Collection entries:
────────────────────

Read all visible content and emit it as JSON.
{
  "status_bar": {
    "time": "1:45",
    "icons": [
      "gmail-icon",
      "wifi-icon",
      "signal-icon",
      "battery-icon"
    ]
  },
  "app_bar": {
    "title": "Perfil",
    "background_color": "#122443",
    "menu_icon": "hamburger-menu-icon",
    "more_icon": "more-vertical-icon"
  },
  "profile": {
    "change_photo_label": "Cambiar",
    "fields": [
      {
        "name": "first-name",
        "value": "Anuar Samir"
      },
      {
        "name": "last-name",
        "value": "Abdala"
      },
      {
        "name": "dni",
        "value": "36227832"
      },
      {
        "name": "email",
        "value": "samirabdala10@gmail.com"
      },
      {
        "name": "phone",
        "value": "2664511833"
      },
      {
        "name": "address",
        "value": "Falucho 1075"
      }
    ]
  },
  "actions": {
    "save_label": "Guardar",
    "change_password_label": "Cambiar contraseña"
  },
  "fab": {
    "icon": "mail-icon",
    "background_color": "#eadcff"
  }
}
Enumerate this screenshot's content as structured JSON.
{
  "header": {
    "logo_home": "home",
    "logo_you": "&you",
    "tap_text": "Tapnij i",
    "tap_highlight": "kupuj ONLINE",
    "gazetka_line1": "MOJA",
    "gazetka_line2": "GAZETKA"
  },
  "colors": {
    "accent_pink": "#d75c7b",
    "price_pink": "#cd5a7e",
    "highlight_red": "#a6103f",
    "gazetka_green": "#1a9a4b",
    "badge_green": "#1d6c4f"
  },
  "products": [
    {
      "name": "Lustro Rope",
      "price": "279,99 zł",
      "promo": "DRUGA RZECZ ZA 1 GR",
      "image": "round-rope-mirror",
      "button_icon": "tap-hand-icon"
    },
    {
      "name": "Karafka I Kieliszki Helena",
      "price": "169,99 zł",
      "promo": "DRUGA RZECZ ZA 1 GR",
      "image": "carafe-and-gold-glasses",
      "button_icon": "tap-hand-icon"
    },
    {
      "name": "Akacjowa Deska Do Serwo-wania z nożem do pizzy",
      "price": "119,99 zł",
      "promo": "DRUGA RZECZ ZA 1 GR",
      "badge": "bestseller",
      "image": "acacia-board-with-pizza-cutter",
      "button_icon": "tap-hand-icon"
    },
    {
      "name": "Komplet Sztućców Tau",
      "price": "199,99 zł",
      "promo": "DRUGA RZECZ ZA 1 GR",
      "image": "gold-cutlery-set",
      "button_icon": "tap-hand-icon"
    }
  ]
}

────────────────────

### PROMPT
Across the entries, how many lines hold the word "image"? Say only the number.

### YOUR RESPONSE
4